Thus the background colors for Inanna's painting.
So was there really an historical weather event that booted some folks from an Eden-like habitat? And I wonder: if I was the "recent" inheritor of a much harder lifestyle would I too wonder if my tribe and I had done something wrong? Would I too dream and be wooed by a god who promised never again to leave me and mine "in the desert"? Would I, like Abram, think strongly about the offer of settling down in "my own land", no matter what violent crimes I had to commit to get it?
As I am now, living in the lush environs of grocery stores: nuh-uh. No way. But if my recent ancestors had been scratching it out with the sheep in the wilds ... maybe so. (And I read somewhere in the internet that Adam and all of Abram's Semitic ancestors were maybe, probably, desert shepherds in the time before Abram and his family were living in Sumer, the Fertile Crescent, between the rivers.)
So in curiosity of these times, of this prior culture surrounding the decisions of a few famous men and their visions, I transferred the drawing to the canvas and painted this Lady. The daughter of the Moon God who visited her sister, Queen of the Underworld. Who died and was reborn. Read one version of her story.
I gave Her the seven attributes of civilization that She relinquishes at the seven gates to the Underworld, including her dress or breechcloth which I made by laying on pleated tissue paper and lightly painting over it.
And Her golden hip girdle and crown which I made by covering paper cutouts with candy wrapper foil. (It is gold on the other side.)
So here you see her laid out with her breastplate, her measuring rod and line, and the paper medallion jewels.
I backed the layered papers with sticky-back craft foam after I sewed them. It gave them a little heft and made them seem like pins - that's when I started thinking of them as jewels. Little treasures of story.
The etymological root of the word "bead" is the Old English word gebed or "prayer".
Were the stories and prayers told to Inanna very much different from those told to Adam's YHWH?
And here She is: this Queen of Heaven and Earth who was one of the Heavenly Community listening to our stories before Adam heard YHWH.
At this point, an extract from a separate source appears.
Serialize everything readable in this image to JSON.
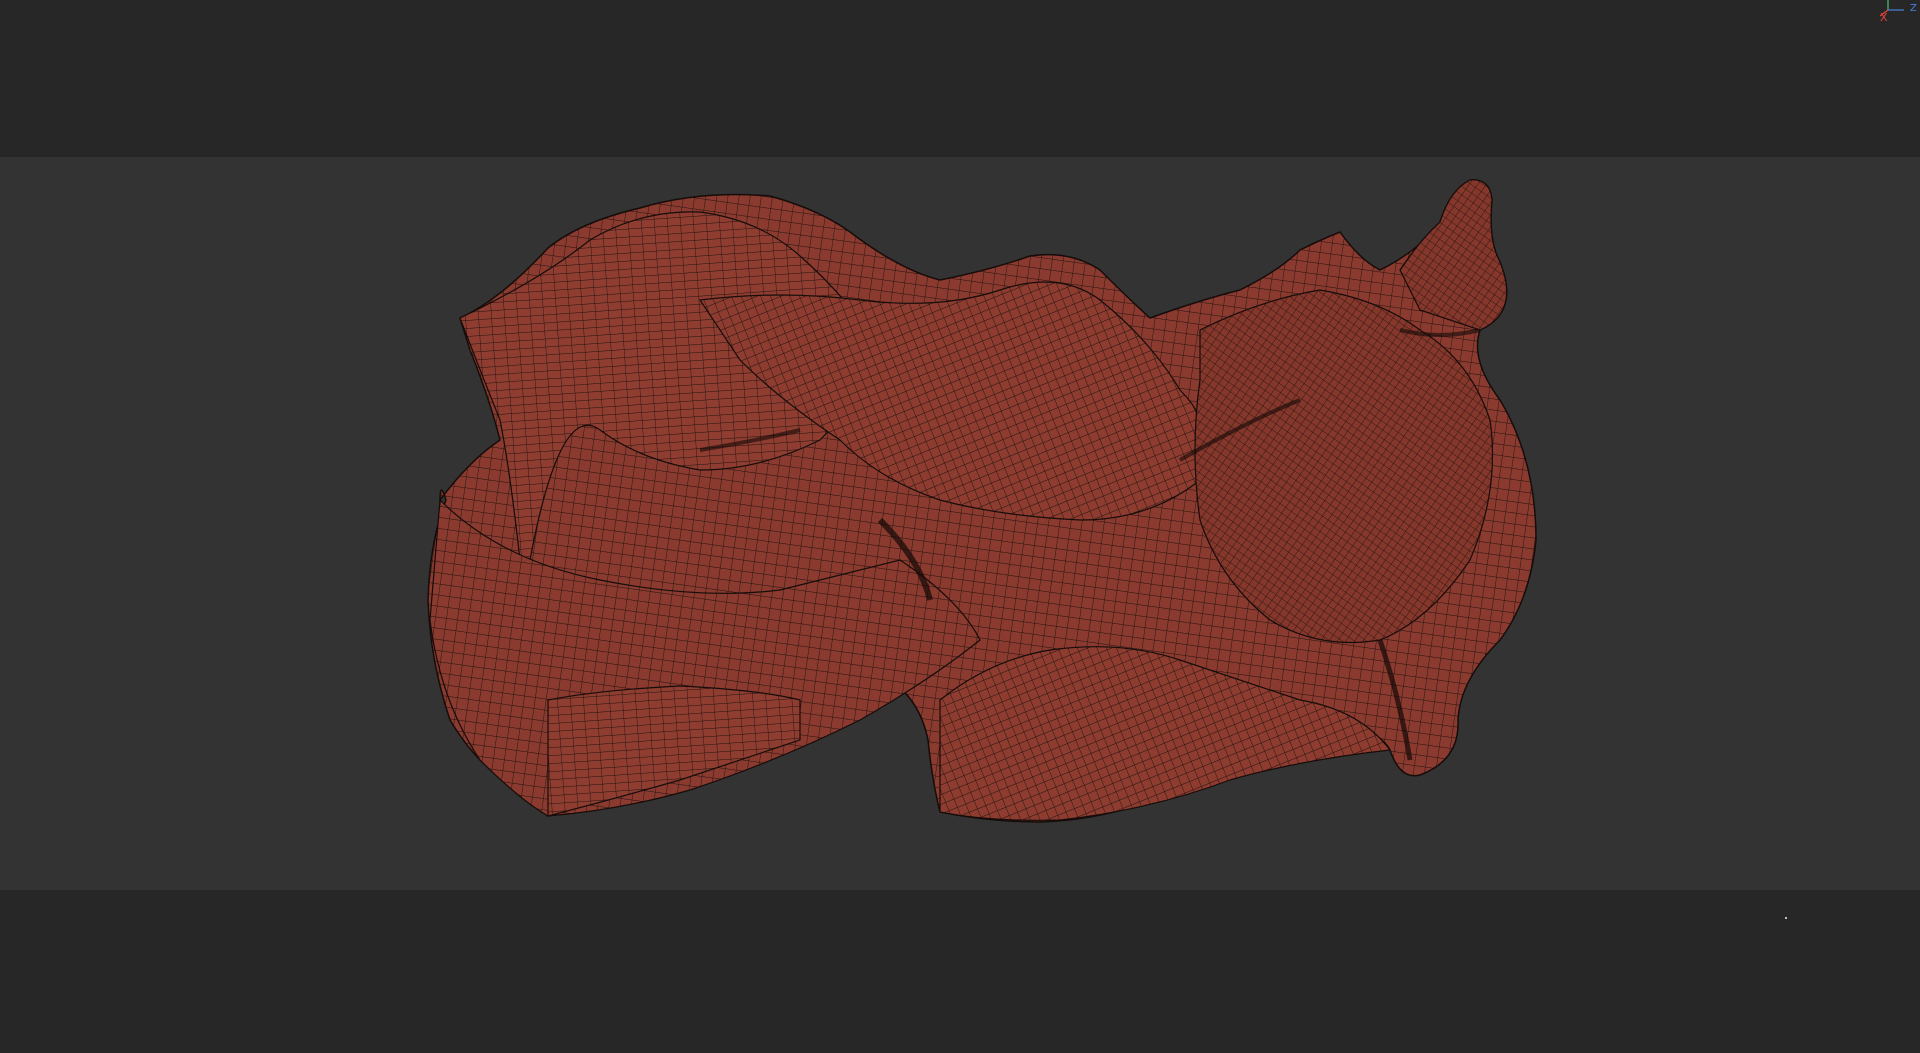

With Her magic and lapis earrings.

And what I still don't know: what did Inanna demand of her people? Was she a jealous goddess? Or was the abundance of the Fertile Cresent a training in divine generosity? Did she graciously accept the altar offerings from her shepherds? Did she ... well ... is the god that the Christians worship now the same as the one Abraham struck a deal with 4000 years ago? Do the Episcopalians and the Baptists believe in the same divinity?

This is a 4 year course: I suspect that there are a few more paintings on the way.